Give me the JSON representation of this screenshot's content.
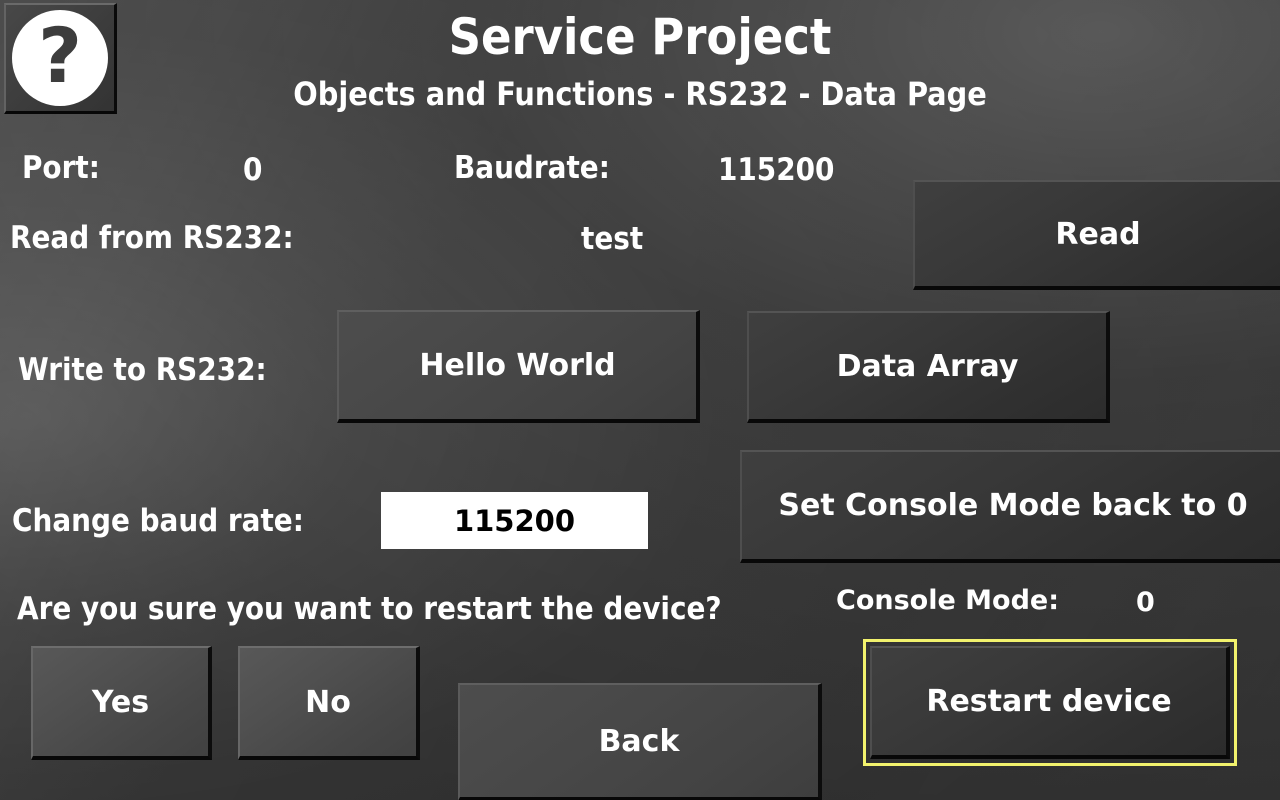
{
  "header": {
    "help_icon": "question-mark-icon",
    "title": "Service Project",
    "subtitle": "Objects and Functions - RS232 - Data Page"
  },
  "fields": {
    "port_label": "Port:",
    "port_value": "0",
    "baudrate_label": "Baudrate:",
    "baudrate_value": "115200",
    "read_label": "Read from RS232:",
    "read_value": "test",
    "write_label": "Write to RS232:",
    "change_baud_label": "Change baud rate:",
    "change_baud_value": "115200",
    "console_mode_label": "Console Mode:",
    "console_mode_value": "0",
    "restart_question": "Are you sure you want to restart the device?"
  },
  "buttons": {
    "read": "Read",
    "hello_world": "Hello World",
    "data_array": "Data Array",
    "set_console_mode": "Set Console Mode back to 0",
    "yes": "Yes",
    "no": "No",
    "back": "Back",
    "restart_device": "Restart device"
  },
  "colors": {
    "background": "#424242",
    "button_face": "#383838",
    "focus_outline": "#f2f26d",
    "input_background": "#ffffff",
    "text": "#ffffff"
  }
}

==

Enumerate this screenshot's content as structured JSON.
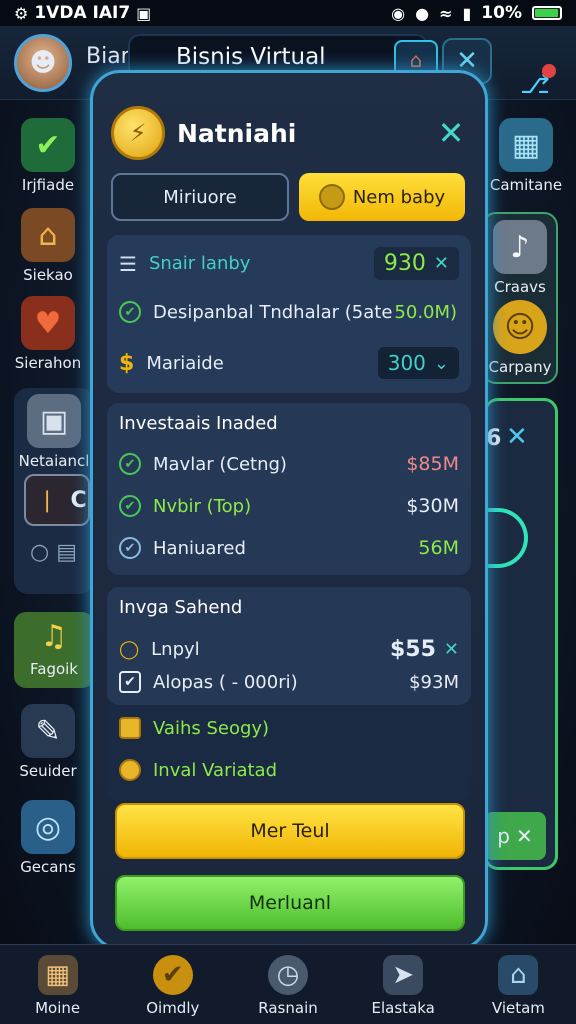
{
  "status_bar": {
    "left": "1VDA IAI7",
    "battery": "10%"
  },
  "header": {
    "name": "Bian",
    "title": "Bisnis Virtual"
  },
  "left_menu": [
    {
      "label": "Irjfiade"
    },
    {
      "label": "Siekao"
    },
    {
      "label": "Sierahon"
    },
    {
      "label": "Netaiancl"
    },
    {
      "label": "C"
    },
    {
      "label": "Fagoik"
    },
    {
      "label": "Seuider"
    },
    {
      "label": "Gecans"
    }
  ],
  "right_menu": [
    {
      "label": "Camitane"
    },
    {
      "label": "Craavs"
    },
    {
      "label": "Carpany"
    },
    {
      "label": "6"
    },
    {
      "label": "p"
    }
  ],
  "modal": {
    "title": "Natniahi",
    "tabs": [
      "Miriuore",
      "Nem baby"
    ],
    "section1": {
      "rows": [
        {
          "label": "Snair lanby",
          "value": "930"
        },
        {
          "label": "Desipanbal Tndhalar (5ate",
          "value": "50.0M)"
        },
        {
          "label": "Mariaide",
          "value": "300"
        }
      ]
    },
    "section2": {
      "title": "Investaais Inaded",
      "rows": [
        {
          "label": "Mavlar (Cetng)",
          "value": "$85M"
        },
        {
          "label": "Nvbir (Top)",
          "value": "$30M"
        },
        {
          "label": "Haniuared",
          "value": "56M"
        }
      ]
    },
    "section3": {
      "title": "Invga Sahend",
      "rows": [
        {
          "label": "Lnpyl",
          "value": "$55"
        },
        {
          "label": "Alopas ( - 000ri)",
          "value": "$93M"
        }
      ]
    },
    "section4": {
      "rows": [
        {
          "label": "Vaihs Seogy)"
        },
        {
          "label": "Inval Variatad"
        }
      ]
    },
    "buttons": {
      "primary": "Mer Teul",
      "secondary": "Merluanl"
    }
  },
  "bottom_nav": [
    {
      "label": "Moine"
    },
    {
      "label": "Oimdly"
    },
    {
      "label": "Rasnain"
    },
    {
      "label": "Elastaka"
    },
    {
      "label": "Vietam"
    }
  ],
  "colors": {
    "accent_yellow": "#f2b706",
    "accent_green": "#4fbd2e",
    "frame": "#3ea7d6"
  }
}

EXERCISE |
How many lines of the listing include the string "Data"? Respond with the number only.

OUTPUT BELOW |
2